    Serious side effects are very rare and include low blood sugar, lowered heart rate and wheezing or worsening of asthma. If your child is drowsy or lethargic stop, the medicine and attend your local GP or your local Emergency Department.

    If your child is not feeding normally, stop giving the medicine and contact your doctor or nurse practitioner.

    Follow-up and monitoring of treatment

    If the haemangioma is responding well, there may be no need to increase the beta blocker dose as your child’s weight increases. Treatment may continue for up to 24 months but in most cases stops around 12 months of age. Beta blockers can be stopped safely without the need for reducing the dose

    Some haemangiomas will grow again after stopping treatment. This is often minimal and temporary. However, in some children, the regrowth can be significant and your specialist may recommend restarting treatment for an additional few months

    Laser therapy and surgery are other treatment options if beta blockers are unsuccessful or not appropriate for your child. For more information see the Haemangiomas of infancy (strawberry naevus) fact sheet.

    Key points to remember

    • Give the medication to your child strictly as directed.
    • Give your child oral beta blockers with feeds. If your child is not feeding normally, or is vomiting, do not give the medicine. Call your doctor or nurse practitioner.
    • If your child has a wheeze when they breathe, do not give the oral beta blocker. Call your doctor or nurse practitioner.
    • If a dose is missed, do not give an extra dose of the topical or oral beta blockers.
    • Do not use topical beta blockers on skin with an open wound.

    For more information

    Common questions our doctors are asked

    Should I give the dose of oral beta blockers during or after a feed?

    As long as your infant is feeding well, this doesn’t matter. If your infant or child is not feeding normally, stop giving the oral beta blocker (see above).

    Why is timolol labelled as an eye drop?

    Timolol XE 0.5% gel-forming drops are formulated as an eye drop, but are applied on the skin when treating haemangiomas. DO NOT put this medication in the eye. DO NOT swallow this medication. It is important to keep all medication out of sight and reach of children as many containers are not child-resistant and young children can open them easily. If you think your child has accidently swallowed this medication, take the container and the child to the phone immediately and call the Poisons Information Centre on 13 11 26. If your child is unwell (e.g. vomiting, becoming sleepy, showing signs of anaphylaxis) then call an ambulance immediately.

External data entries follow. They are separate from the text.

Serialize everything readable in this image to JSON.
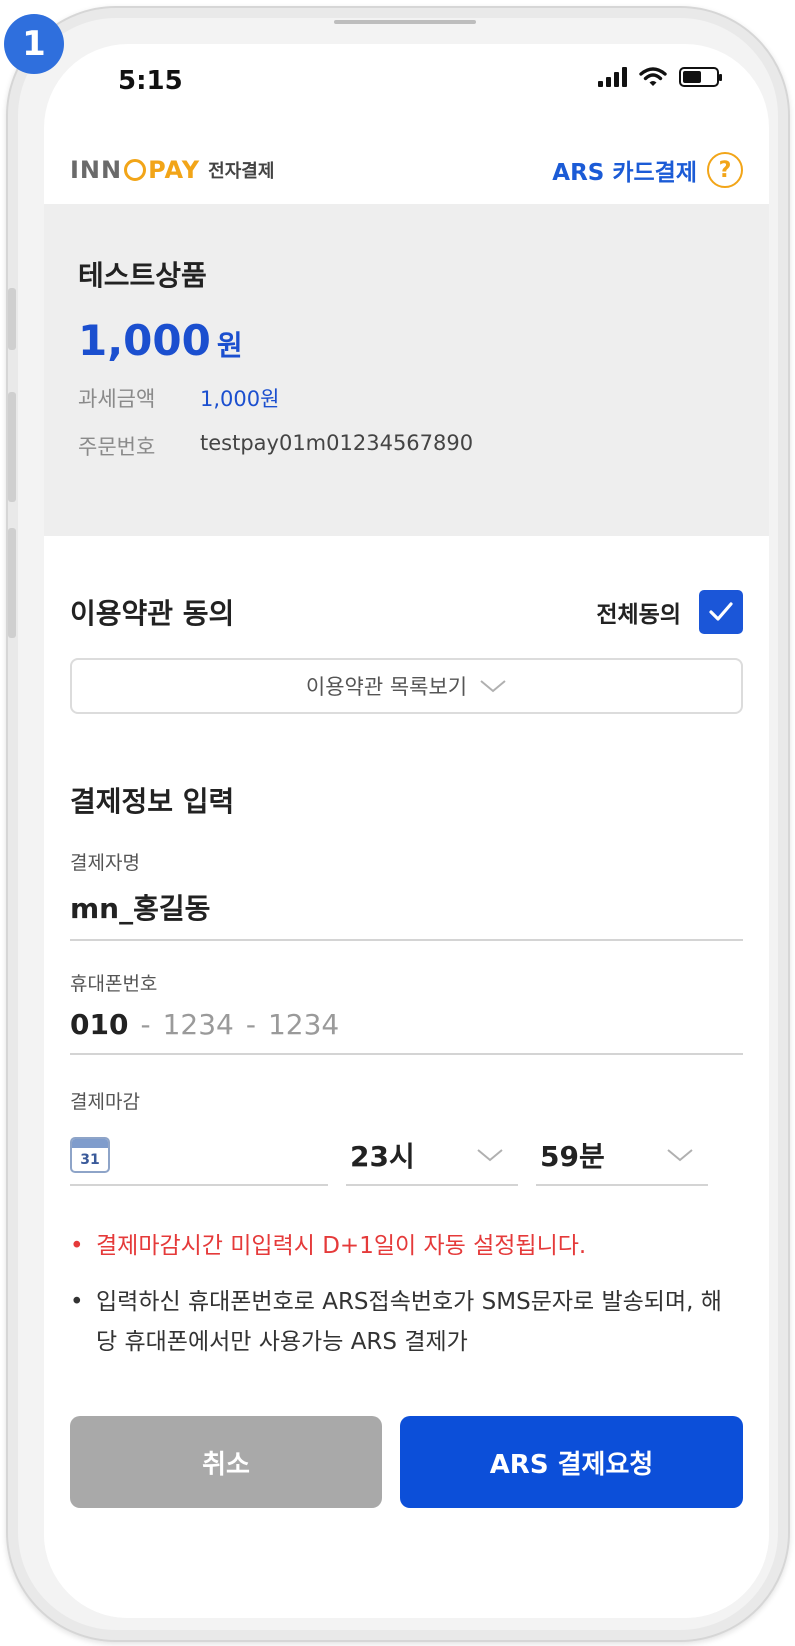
{
  "badge": "1",
  "status_bar": {
    "time": "5:15"
  },
  "header": {
    "logo_inn": "INN",
    "logo_pay": "PAY",
    "logo_sub": "전자결제",
    "title": "ARS 카드결제",
    "help_glyph": "?"
  },
  "product": {
    "name": "테스트상품",
    "price": "1,000",
    "price_unit": "원",
    "tax_label": "과세금액",
    "tax_value": "1,000원",
    "order_label": "주문번호",
    "order_value": "testpay01m01234567890"
  },
  "terms": {
    "title": "이용약관 동의",
    "agree_all_label": "전체동의",
    "agree_all_checked": true,
    "view_list_label": "이용약관 목록보기"
  },
  "payment_info": {
    "title": "결제정보 입력",
    "payer_label": "결제자명",
    "payer_value": "mn_홍길동",
    "phone_label": "휴대폰번호",
    "phone_prefix": "010",
    "phone_mid": "1234",
    "phone_last": "1234",
    "deadline_label": "결제마감",
    "calendar_day": "31",
    "deadline_hour": "23시",
    "deadline_minute": "59분"
  },
  "notices": {
    "red": "결제마감시간 미입력시 D+1일이 자동 설정됩니다.",
    "gray": "입력하신 휴대폰번호로 ARS접속번호가 SMS문자로 발송되며, 해당 휴대폰에서만 사용가능 ARS 결제가"
  },
  "buttons": {
    "cancel": "취소",
    "submit": "ARS 결제요청"
  },
  "colors": {
    "accent_blue": "#0c4fd9",
    "brand_orange": "#f2a518",
    "notice_red": "#e53a3a"
  }
}
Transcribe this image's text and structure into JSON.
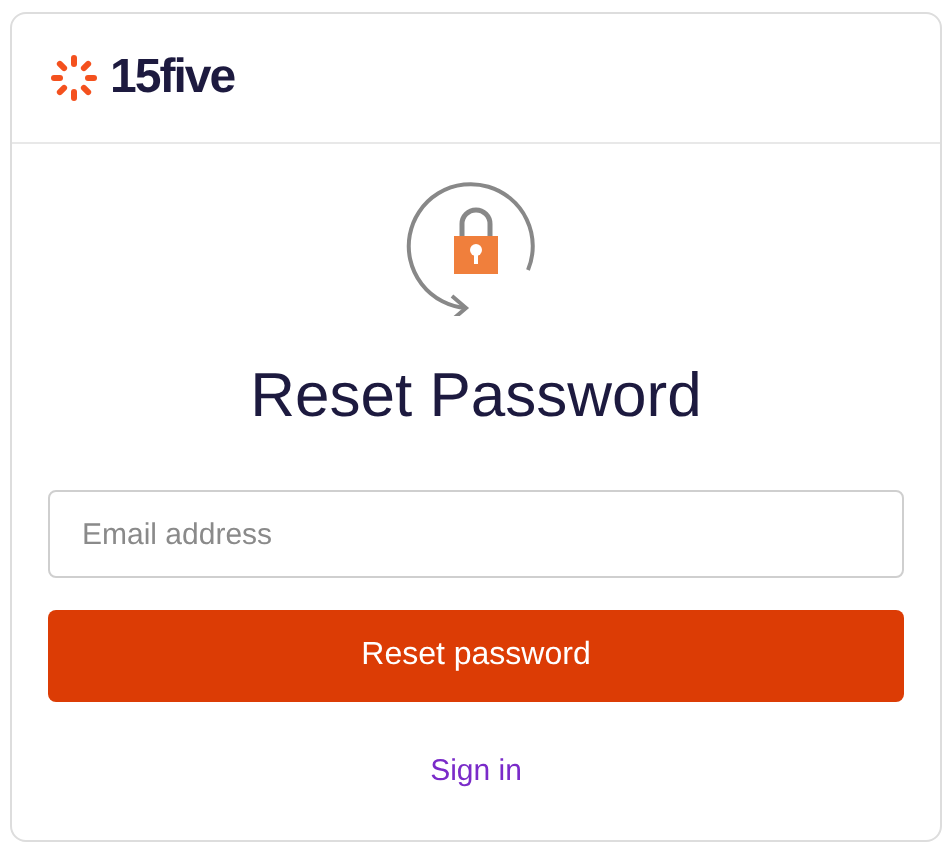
{
  "header": {
    "logo_text": "15five"
  },
  "title": "Reset Password",
  "email_field": {
    "placeholder": "Email address"
  },
  "submit_button": "Reset password",
  "sign_in_link": "Sign in"
}
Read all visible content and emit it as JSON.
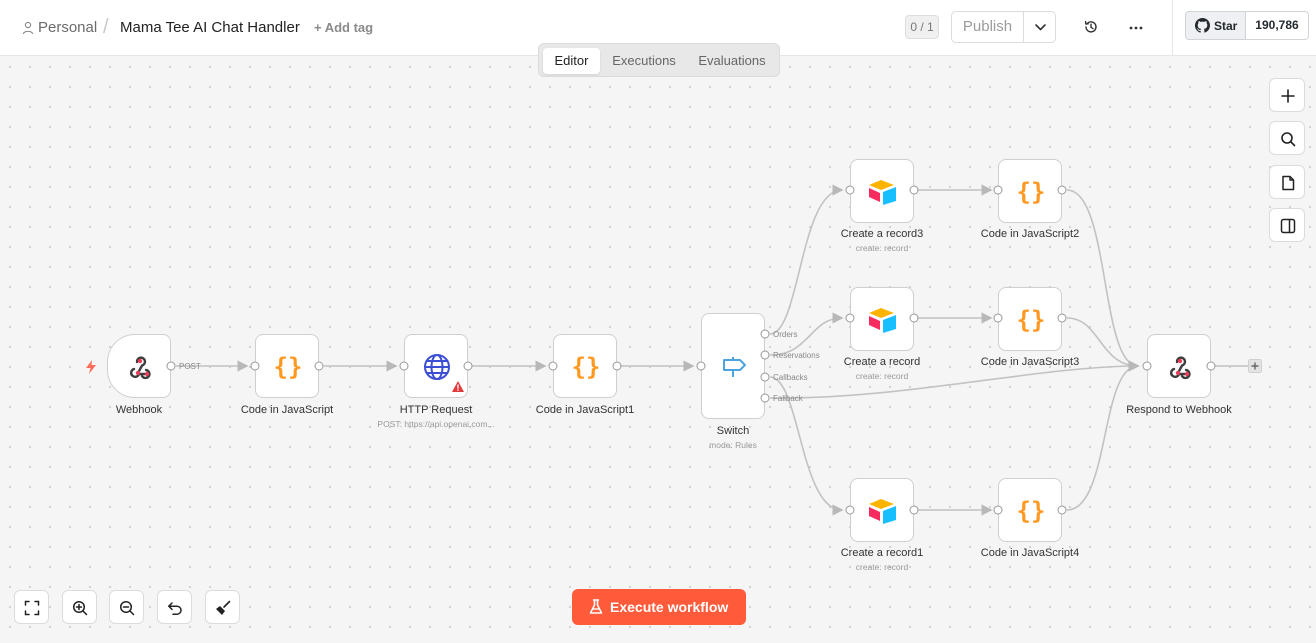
{
  "header": {
    "breadcrumb_personal": "Personal",
    "breadcrumb_separator": "/",
    "workflow_title": "Mama Tee AI Chat Handler",
    "add_tag": "+ Add tag",
    "counter": "0 / 1",
    "publish_label": "Publish",
    "github_star_label": "Star",
    "github_star_count": "190,786"
  },
  "tabs": {
    "editor": "Editor",
    "executions": "Executions",
    "evaluations": "Evaluations",
    "active": "Editor"
  },
  "nodes": {
    "webhook": {
      "label": "Webhook",
      "port_label": "POST"
    },
    "code_js": {
      "label": "Code in JavaScript"
    },
    "http_request": {
      "label": "HTTP Request",
      "subtitle": "POST: https://api.openai.com..."
    },
    "code_js1": {
      "label": "Code in JavaScript1"
    },
    "switch": {
      "label": "Switch",
      "subtitle": "mode: Rules",
      "outputs": [
        "Orders",
        "Reservations",
        "Callbacks",
        "Fallback"
      ]
    },
    "create_record3": {
      "label": "Create a record3",
      "subtitle": "create: record"
    },
    "create_record": {
      "label": "Create a record",
      "subtitle": "create: record"
    },
    "create_record1": {
      "label": "Create a record1",
      "subtitle": "create: record"
    },
    "code_js2": {
      "label": "Code in JavaScript2"
    },
    "code_js3": {
      "label": "Code in JavaScript3"
    },
    "code_js4": {
      "label": "Code in JavaScript4"
    },
    "respond_webhook": {
      "label": "Respond to Webhook"
    }
  },
  "actions": {
    "execute_label": "Execute workflow"
  },
  "colors": {
    "accent": "#ff5a3a",
    "code_orange": "#ff9922",
    "http_blue": "#3b4ed4",
    "switch_blue": "#4ba3e0",
    "warning_red": "#e5383b"
  },
  "icons": {
    "webhook": "webhook-icon",
    "code": "curly-braces-icon",
    "http": "globe-icon",
    "switch": "signpost-icon",
    "airtable": "airtable-icon"
  }
}
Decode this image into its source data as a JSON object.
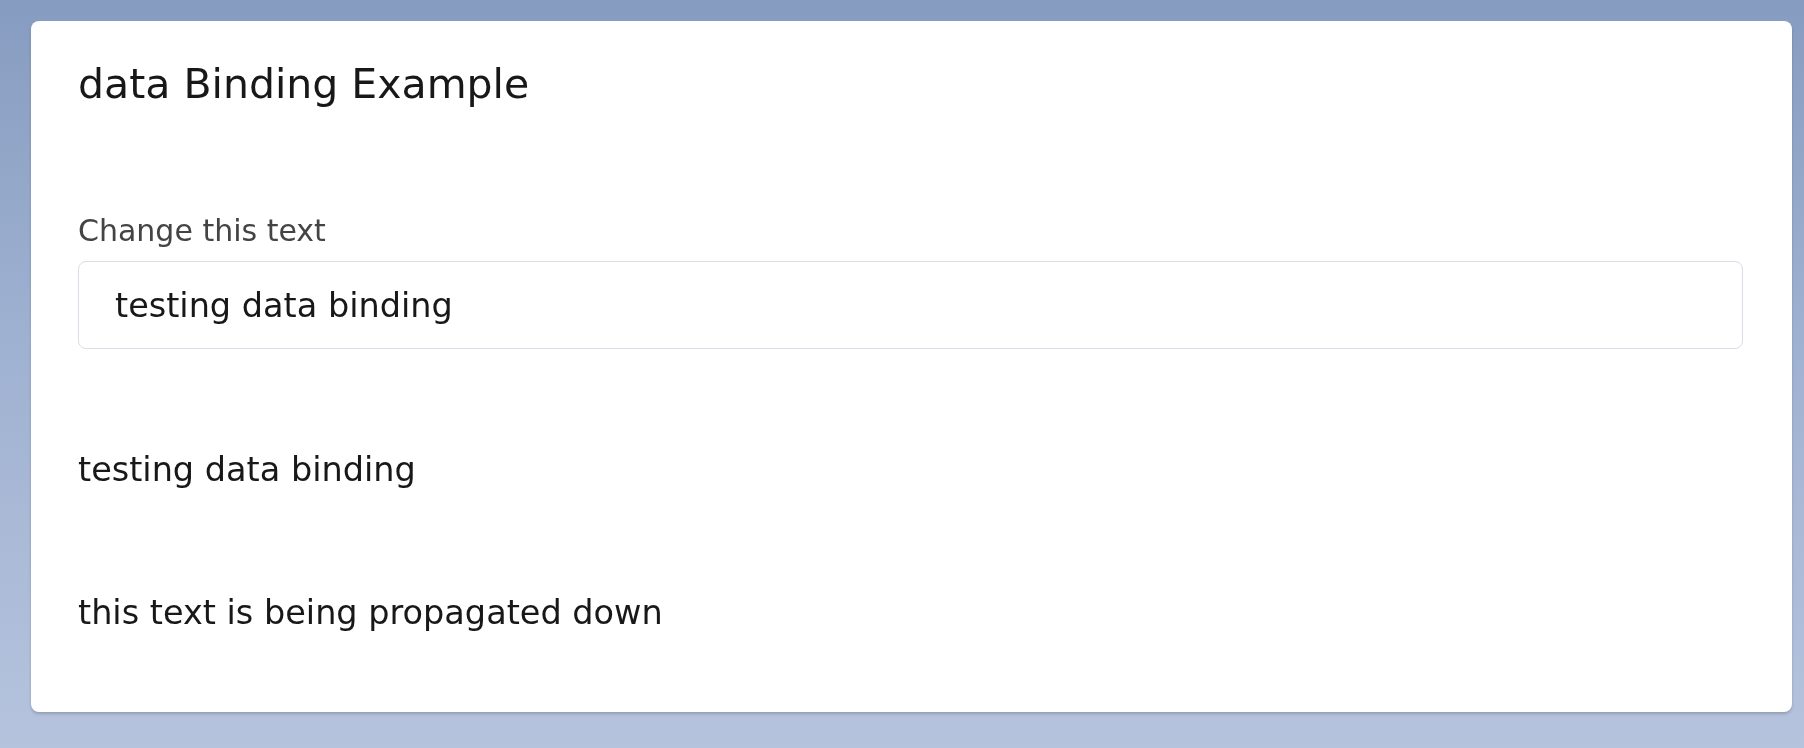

    Developed by The Royal Children's Hospital Dermatology Department, Plastic & Maxillofacial Surgery, and Department of General Medicine. We acknowledge the input of RCH consumers and carers.

    Reviewed December 2023

    Kids Health Info is supported by The Royal Children’s Hospital Foundation. To donate, visit


This information is intended to support, not replace, discussion with your doctor or healthcare professionals. The authors of these consumer health information handouts have made a considerable effort to ensure the information is accurate, up to date and easy to understand. The Royal Children's Hospital Melbourne accepts no responsibility for any inaccuracies, information perceived as misleading, or the success of any treatment regimen detailed in these handouts. Information contained in the handouts is updated regularly and therefore you should always check you are referring to the most recent version of the handout. The onus is on you, the user, to ensure that you have downloaded the most up-to-date version of a consumer health information handout.